We contend it is essential for science teachers not only to be fully prepared for grade-level appropriate evolutionary theory content, but also to have a clear understanding of both legal and ethical issues surrounding teaching evolution in the classroom. Here we analyze misconceptions, attitudes, and beliefs of preservice K-8 and special education teachers enrolled in a college life sciences class restricted to education majors. …

The rest of this article is only available to active members of Questia

Already a member? Log in now.

Notes for this article

Add a new note
If you are trying to select text to create highlights or citations, remember that you must now click or tap on the first word, and then click or tap on the last word.
One moment ...
Default project is now your active project.
Project items
Notes
Cite this article

Cited article

Style
Citations are available only to our active members.
Buy instant access to cite pages or passages in MLA 8, MLA 7, APA and Chicago citation styles.

(Einhorn, 1992, p. 25)

(Einhorn 25)

(Einhorn 25)

1. Lois J. Einhorn, Abraham Lincoln, the Orator: Penetrating the Lincoln Legend (Westport, CT: Greenwood Press, 1992), 25, http://www.questia.com/read/27419298.

Note: primary sources have slightly different requirements for citation. Please see these guidelines for more information.

Cited article

Preparing Preservice K-8 Teachers for the Public School: Improving Evolution Attitudes, Misconceptions, and Legal Confusion
Settings

Settings

Typeface
Text size Smaller Larger Reset View mode
Search within

Search within this article

Look up

Look up a word

  • Dictionary
  • Thesaurus
Please submit a word or phrase above.
Print this page

Print this page

Why can't I print more than one page at a time?

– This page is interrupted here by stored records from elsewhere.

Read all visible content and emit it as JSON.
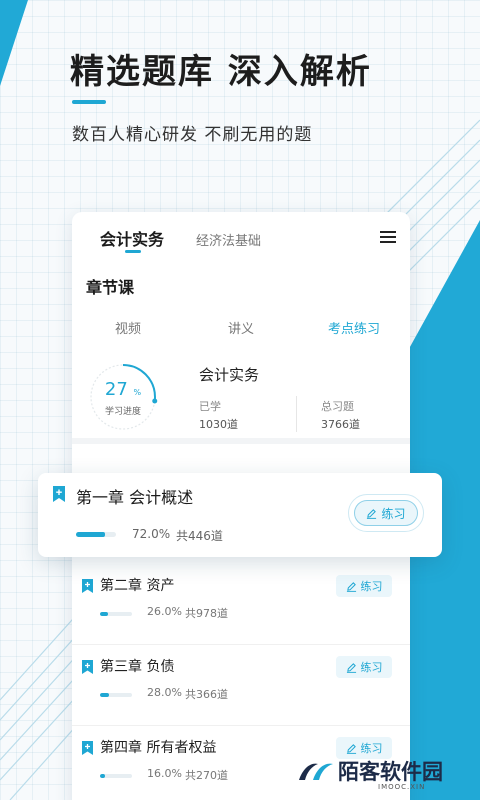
{
  "colors": {
    "accent": "#1fa7d3",
    "dark_text": "#1b1b1b",
    "blue_shape": "#21a9d6"
  },
  "header": {
    "headline": "精选题库  深入解析",
    "subline": "数百人精心研发 不刷无用的题"
  },
  "tabs": {
    "active": "会计实务",
    "inactive": "经济法基础",
    "menu_icon": "menu-icon"
  },
  "section": {
    "title": "章节课",
    "subtabs": [
      "视频",
      "讲义",
      "考点练习"
    ],
    "active_subtab": "考点练习"
  },
  "summary": {
    "progress_value": "27",
    "progress_unit": "%",
    "progress_fraction": 0.27,
    "progress_label": "学习进度",
    "course_title": "会计实务",
    "learned_label": "已学",
    "learned_value": "1030道",
    "total_label": "总习题",
    "total_value": "3766道"
  },
  "featured_chapter": {
    "title": "第一章 会计概述",
    "percent": "72.0%",
    "count": "共446道",
    "fraction": 0.72,
    "button": "练习"
  },
  "chapters": [
    {
      "title": "第二章 资产",
      "percent": "26.0%",
      "count": "共978道",
      "fraction": 0.26,
      "button": "练习"
    },
    {
      "title": "第三章 负债",
      "percent": "28.0%",
      "count": "共366道",
      "fraction": 0.28,
      "button": "练习"
    },
    {
      "title": "第四章 所有者权益",
      "percent": "16.0%",
      "count": "共270道",
      "fraction": 0.16,
      "button": "练习"
    }
  ],
  "watermark": {
    "name": "陌客软件园",
    "domain": "IMOOC.XIN"
  }
}
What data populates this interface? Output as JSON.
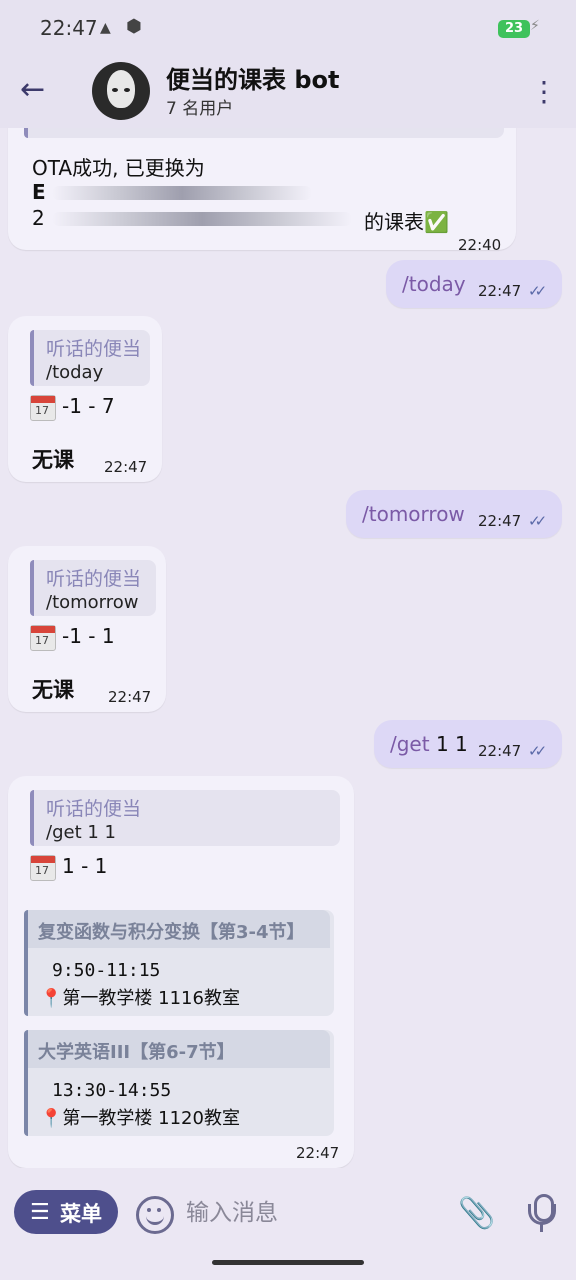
{
  "status_bar": {
    "time": "22:47",
    "battery": "23"
  },
  "header": {
    "title": "便当的课表 bot",
    "subtitle": "7 名用户"
  },
  "messages": {
    "ota": {
      "line1": "OTA成功, 已更换为",
      "line2": "E",
      "line3": "2",
      "line3_tail": "的课表✅",
      "time": "22:40"
    },
    "out_today": {
      "text": "/today",
      "time": "22:47"
    },
    "reply_today": {
      "quote_author": "听话的便当",
      "quote_text": "/today",
      "date": "-1 - 7",
      "body": "无课",
      "time": "22:47"
    },
    "out_tomorrow": {
      "text": "/tomorrow",
      "time": "22:47"
    },
    "reply_tomorrow": {
      "quote_author": "听话的便当",
      "quote_text": "/tomorrow",
      "date": "-1 - 1",
      "body": "无课",
      "time": "22:47"
    },
    "out_get": {
      "text": "/get",
      "args": "1 1",
      "time": "22:47"
    },
    "reply_get": {
      "quote_author": "听话的便当",
      "quote_text": "/get 1 1",
      "date": "1 - 1",
      "courses": [
        {
          "name": "复变函数与积分变换【第3-4节】",
          "time": "9:50-11:15",
          "location": "第一教学楼 1116教室"
        },
        {
          "name": "大学英语III【第6-7节】",
          "time": "13:30-14:55",
          "location": "第一教学楼 1120教室"
        }
      ],
      "time": "22:47"
    }
  },
  "calendar_day": "17",
  "input_bar": {
    "menu_label": "菜单",
    "placeholder": "输入消息"
  }
}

Help
Full screen
Items saved from this article
  • Highlights & Notes
  • Citations
Some of your highlights are legacy items.

Highlights saved before July 30, 2012 will not be displayed on their respective source pages.

You can easily re-create the highlights by opening the book page or article, selecting the text, and clicking “Highlight.”

matching results for page

    Questia reader help

    How to highlight and cite specific passages

    1. Click or tap the first word you want to select.
    2. Click or tap the last word you want to select, and you’ll see everything in between get selected.
    3. You’ll then get a menu of options like creating a highlight or a citation from that passage of text.

    OK, got it!

    Cited passage

    Style
    Citations are available only to our active members.
    Buy instant access to cite pages or passages in MLA 8, MLA 7, APA and Chicago citation styles.

    "Portraying himself as an honest, ordinary person helped Lincoln identify with his audiences." (Einhorn, 1992, p. 25).

    "Portraying himself as an honest, ordinary person helped Lincoln identify with his audiences." (Einhorn 25)

    "Portraying himself as an honest, ordinary person helped Lincoln identify with his audiences." (Einhorn 25)

    "Portraying himself as an honest, ordinary person helped Lincoln identify with his audiences."1

    1. Lois J. Einhorn, Abraham Lincoln, the Orator: Penetrating the Lincoln Legend (Westport, CT: Greenwood Press, 1992), 25, http://www.questia.com/read/27419298.

    Cited passage

    Thanks for trying Questia!

    Please continue trying out our research tools, but please note, full functionality is available only to our active members.

    Your work will be lost once you leave this Web page.

    Buy instant access to save your work.

    Already a member? Log in now.

    Search by... Author
    Show... All Results Primary Sources Peer-reviewed

    Oops!

    An unknown error has occurred. Please click the button below to reload the page. If the problem persists, please try again in a little while.